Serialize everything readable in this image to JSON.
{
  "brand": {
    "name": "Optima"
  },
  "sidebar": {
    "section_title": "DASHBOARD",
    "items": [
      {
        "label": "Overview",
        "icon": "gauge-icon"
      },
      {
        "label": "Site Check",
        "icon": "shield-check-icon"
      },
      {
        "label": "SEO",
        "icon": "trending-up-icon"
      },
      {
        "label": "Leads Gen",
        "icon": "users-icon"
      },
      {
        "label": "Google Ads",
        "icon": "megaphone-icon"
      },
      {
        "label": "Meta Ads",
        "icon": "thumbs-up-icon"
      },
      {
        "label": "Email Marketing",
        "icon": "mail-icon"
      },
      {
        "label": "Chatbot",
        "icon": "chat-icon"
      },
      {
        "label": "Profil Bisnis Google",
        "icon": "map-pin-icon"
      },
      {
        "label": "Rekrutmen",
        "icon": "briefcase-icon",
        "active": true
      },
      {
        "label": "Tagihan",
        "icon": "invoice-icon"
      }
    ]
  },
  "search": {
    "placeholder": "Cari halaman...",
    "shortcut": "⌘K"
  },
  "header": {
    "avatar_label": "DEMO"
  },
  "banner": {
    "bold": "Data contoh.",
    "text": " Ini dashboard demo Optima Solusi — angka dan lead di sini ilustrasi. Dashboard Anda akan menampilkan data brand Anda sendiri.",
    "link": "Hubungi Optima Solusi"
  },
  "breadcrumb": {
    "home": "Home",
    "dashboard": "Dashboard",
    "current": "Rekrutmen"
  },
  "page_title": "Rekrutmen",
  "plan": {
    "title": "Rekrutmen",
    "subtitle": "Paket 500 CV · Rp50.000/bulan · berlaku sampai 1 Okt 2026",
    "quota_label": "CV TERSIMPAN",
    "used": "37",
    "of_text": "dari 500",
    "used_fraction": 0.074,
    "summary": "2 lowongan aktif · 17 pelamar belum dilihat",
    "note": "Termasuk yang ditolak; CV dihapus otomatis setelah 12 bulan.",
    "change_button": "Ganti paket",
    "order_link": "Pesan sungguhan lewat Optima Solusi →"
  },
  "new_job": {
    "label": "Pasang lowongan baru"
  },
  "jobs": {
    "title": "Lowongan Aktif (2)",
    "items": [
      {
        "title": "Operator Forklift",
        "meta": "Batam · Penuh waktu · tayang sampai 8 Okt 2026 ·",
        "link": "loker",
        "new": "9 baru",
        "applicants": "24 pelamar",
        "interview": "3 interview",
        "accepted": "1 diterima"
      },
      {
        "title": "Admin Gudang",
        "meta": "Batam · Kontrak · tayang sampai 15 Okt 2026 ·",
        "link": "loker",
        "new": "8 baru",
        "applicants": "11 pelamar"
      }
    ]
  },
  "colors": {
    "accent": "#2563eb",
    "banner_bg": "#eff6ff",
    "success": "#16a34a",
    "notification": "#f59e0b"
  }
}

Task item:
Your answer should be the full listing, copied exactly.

Result below:
Serialize everything readable in this image to JSON.
{
  "brand": {
    "name": "Optima"
  },
  "sidebar": {
    "section_title": "DASHBOARD",
    "items": [
      {
        "label": "Overview",
        "icon": "gauge-icon"
      },
      {
        "label": "Site Check",
        "icon": "shield-check-icon"
      },
      {
        "label": "SEO",
        "icon": "trending-up-icon"
      },
      {
        "label": "Leads Gen",
        "icon": "users-icon"
      },
      {
        "label": "Google Ads",
        "icon": "megaphone-icon"
      },
      {
        "label": "Meta Ads",
        "icon": "thumbs-up-icon"
      },
      {
        "label": "Email Marketing",
        "icon": "mail-icon"
      },
      {
        "label": "Chatbot",
        "icon": "chat-icon"
      },
      {
        "label": "Profil Bisnis Google",
        "icon": "map-pin-icon"
      },
      {
        "label": "Rekrutmen",
        "icon": "briefcase-icon",
        "active": true
      },
      {
        "label": "Tagihan",
        "icon": "invoice-icon"
      }
    ]
  },
  "search": {
    "placeholder": "Cari halaman...",
    "shortcut": "⌘K"
  },
  "header": {
    "avatar_label": "DEMO"
  },
  "banner": {
    "bold": "Data contoh.",
    "text": " Ini dashboard demo Optima Solusi — angka dan lead di sini ilustrasi. Dashboard Anda akan menampilkan data brand Anda sendiri.",
    "link": "Hubungi Optima Solusi"
  },
  "breadcrumb": {
    "home": "Home",
    "dashboard": "Dashboard",
    "current": "Rekrutmen"
  },
  "page_title": "Rekrutmen",
  "plan": {
    "title": "Rekrutmen",
    "subtitle": "Paket 500 CV · Rp50.000/bulan · berlaku sampai 1 Okt 2026",
    "quota_label": "CV TERSIMPAN",
    "used": "37",
    "of_text": "dari 500",
    "used_fraction": 0.074,
    "summary": "2 lowongan aktif · 17 pelamar belum dilihat",
    "note": "Termasuk yang ditolak; CV dihapus otomatis setelah 12 bulan.",
    "change_button": "Ganti paket",
    "order_link": "Pesan sungguhan lewat Optima Solusi →"
  },
  "new_job": {
    "label": "Pasang lowongan baru"
  },
  "jobs": {
    "title": "Lowongan Aktif (2)",
    "items": [
      {
        "title": "Operator Forklift",
        "meta": "Batam · Penuh waktu · tayang sampai 8 Okt 2026 ·",
        "link": "loker",
        "new": "9 baru",
        "applicants": "24 pelamar",
        "interview": "3 interview",
        "accepted": "1 diterima"
      },
      {
        "title": "Admin Gudang",
        "meta": "Batam · Kontrak · tayang sampai 15 Okt 2026 ·",
        "link": "loker",
        "new": "8 baru",
        "applicants": "11 pelamar"
      }
    ]
  },
  "colors": {
    "accent": "#2563eb",
    "banner_bg": "#eff6ff",
    "success": "#16a34a",
    "notification": "#f59e0b"
  }
}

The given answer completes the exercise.